We are eating genetically modified food and food full of artificial ingredients already. Much of our clothing is synthetic instead of natural materials. We still live in a plastic throw away world of baby diapers, water bottles, cars not to mention the amount of paper used to package and paper plates, napkins, etc. we use.
This is the Ugly.
But, after all the gloom and doom of the Bad and the Ugly, I still see a bright side. Unfortunately, I don't see that bright side for everyone. I believe we're seeing a trend by a tiny and growing percentage of the population. There are freedom-loving individuals who are finding ways to cut back on the footprint they make on the planet and society. They are learning to "Live Small" instead of "Living Large" that seemed to be a trend during the 80's, 90's and early 2000's. This group is learning to be happy with what they have and realizing it's unrealistic and unsustainable to have everything they want. They use less energy, often creating more energy efficient dwellings, transportation and lifestyles. Living "off the grid" is a popular and growing theme. Many are raising some or all of their food, making or recycling and buying perfectly serviceable clothing and other necessities of daily living. Frugality and simplicity are allowing this segment of society to live happier, healthier and freer lifestyles while not becoming dependent on government assistance.
And, best of all, I believe it's stirring up the pot of creativity. Unfortunately, this isn't so apparent in the Millennial Generation. It's their parents and the Boomer Generation who are being slapped in the face of reality hardest and who are stepping back, reevaluating and establishing new standards. Will the top 1% still have more money than they know what to do with and live excessive and opulent lifestyles? Most assuredly, yes, for the most part.
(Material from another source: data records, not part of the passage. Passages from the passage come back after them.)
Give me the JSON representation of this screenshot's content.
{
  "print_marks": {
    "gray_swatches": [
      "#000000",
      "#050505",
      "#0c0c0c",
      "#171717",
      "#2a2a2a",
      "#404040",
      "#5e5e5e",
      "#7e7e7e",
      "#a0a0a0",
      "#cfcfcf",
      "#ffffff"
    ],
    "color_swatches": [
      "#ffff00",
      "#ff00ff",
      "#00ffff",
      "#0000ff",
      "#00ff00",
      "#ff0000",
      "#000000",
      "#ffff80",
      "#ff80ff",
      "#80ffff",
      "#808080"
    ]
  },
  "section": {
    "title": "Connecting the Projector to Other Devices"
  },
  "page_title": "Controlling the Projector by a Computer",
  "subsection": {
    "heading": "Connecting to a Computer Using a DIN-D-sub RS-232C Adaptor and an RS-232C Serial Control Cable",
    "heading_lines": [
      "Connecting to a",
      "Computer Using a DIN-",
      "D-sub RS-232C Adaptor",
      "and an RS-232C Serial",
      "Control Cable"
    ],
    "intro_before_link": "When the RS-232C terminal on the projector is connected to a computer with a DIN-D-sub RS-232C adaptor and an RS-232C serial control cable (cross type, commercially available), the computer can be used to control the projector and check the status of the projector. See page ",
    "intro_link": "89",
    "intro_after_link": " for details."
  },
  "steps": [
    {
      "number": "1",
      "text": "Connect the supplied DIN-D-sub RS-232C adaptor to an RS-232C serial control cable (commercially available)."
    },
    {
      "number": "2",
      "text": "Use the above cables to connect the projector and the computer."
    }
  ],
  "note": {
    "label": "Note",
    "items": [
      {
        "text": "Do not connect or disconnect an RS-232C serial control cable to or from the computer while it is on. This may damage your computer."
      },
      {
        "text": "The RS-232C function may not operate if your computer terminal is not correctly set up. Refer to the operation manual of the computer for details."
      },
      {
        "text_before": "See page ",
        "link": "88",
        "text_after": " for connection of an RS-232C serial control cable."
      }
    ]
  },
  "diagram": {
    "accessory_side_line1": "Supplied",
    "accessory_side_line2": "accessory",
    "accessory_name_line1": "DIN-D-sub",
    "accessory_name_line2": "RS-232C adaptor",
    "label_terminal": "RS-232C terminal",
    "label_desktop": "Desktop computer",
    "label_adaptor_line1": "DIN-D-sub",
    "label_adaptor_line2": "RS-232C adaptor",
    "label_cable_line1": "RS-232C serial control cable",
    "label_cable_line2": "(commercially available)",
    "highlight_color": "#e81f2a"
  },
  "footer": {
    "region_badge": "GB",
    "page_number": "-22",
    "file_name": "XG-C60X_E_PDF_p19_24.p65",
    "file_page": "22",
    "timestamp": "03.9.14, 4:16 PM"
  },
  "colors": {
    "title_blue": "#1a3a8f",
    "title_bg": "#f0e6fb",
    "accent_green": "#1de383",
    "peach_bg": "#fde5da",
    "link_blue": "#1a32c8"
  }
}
Though even a percentage of the super rich are realizing the futility in accumulating massive amounts of unspendable money. So, they are finding ways to channel it back into society for the common good. But, the pot of creativity I mentioned is also sparking the entrepreneurial ambitious and motivated to create new ideas, new products and services to fill in the niches that are opening up everyday. The human spirit is boundless when it doesn't become mired in hopelessness.
Unfortunately, not everyone in the future will live as well as many once did. That's just the way it's going to be. Some may call me a naysayer or doomsayer for saying that, but too many people have gone down their primrose path with their rose colored glasses on. The spirit that built the U.S. that the pioneers had, the survival mentality, the do whatever it takes attitude just seems to have slipped into oblivion for most. I guess that's why there is something like 25% or more of the 22 to 31 year olds in this country living at home, YET, off their parents. That was not even a consideration for those of us growing up during the 50's and 60's. But, for those who get it, I not only see them surviving . . . I see them thriving and hopefully, passing on their spirit to their children.